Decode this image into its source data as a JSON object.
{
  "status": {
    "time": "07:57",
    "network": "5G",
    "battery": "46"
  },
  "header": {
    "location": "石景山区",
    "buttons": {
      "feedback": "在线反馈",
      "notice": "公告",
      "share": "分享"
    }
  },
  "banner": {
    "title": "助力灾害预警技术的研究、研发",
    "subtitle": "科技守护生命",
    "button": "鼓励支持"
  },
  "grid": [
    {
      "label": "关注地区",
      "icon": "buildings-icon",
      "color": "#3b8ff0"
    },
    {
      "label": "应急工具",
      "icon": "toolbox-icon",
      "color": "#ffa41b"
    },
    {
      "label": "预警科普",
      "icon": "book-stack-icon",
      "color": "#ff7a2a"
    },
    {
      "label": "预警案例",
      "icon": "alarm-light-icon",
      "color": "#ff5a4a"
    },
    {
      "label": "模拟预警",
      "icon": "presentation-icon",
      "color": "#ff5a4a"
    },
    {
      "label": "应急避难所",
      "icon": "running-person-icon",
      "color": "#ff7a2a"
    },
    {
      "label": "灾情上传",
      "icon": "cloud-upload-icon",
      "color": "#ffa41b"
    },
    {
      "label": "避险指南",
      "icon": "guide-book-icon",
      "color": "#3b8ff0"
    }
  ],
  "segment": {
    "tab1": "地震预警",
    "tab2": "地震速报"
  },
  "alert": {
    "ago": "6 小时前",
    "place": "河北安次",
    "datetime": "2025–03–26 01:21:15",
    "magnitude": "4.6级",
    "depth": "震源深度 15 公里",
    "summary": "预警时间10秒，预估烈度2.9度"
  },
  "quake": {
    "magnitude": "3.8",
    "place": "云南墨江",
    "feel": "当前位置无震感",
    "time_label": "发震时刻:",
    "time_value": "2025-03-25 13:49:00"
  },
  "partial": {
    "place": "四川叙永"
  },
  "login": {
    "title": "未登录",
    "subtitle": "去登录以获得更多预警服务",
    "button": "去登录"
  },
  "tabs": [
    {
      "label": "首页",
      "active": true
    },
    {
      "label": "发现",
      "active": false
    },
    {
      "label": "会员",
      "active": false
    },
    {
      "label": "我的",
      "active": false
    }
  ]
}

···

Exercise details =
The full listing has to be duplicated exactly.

Exercise response =
Decode this image into its source data as a JSON object.
{
  "status": {
    "time": "07:57",
    "network": "5G",
    "battery": "46"
  },
  "header": {
    "location": "石景山区",
    "buttons": {
      "feedback": "在线反馈",
      "notice": "公告",
      "share": "分享"
    }
  },
  "banner": {
    "title": "助力灾害预警技术的研究、研发",
    "subtitle": "科技守护生命",
    "button": "鼓励支持"
  },
  "grid": [
    {
      "label": "关注地区",
      "icon": "buildings-icon",
      "color": "#3b8ff0"
    },
    {
      "label": "应急工具",
      "icon": "toolbox-icon",
      "color": "#ffa41b"
    },
    {
      "label": "预警科普",
      "icon": "book-stack-icon",
      "color": "#ff7a2a"
    },
    {
      "label": "预警案例",
      "icon": "alarm-light-icon",
      "color": "#ff5a4a"
    },
    {
      "label": "模拟预警",
      "icon": "presentation-icon",
      "color": "#ff5a4a"
    },
    {
      "label": "应急避难所",
      "icon": "running-person-icon",
      "color": "#ff7a2a"
    },
    {
      "label": "灾情上传",
      "icon": "cloud-upload-icon",
      "color": "#ffa41b"
    },
    {
      "label": "避险指南",
      "icon": "guide-book-icon",
      "color": "#3b8ff0"
    }
  ],
  "segment": {
    "tab1": "地震预警",
    "tab2": "地震速报"
  },
  "alert": {
    "ago": "6 小时前",
    "place": "河北安次",
    "datetime": "2025–03–26 01:21:15",
    "magnitude": "4.6级",
    "depth": "震源深度 15 公里",
    "summary": "预警时间10秒，预估烈度2.9度"
  },
  "quake": {
    "magnitude": "3.8",
    "place": "云南墨江",
    "feel": "当前位置无震感",
    "time_label": "发震时刻:",
    "time_value": "2025-03-25 13:49:00"
  },
  "partial": {
    "place": "四川叙永"
  },
  "login": {
    "title": "未登录",
    "subtitle": "去登录以获得更多预警服务",
    "button": "去登录"
  },
  "tabs": [
    {
      "label": "首页",
      "active": true
    },
    {
      "label": "发现",
      "active": false
    },
    {
      "label": "会员",
      "active": false
    },
    {
      "label": "我的",
      "active": false
    }
  ]
}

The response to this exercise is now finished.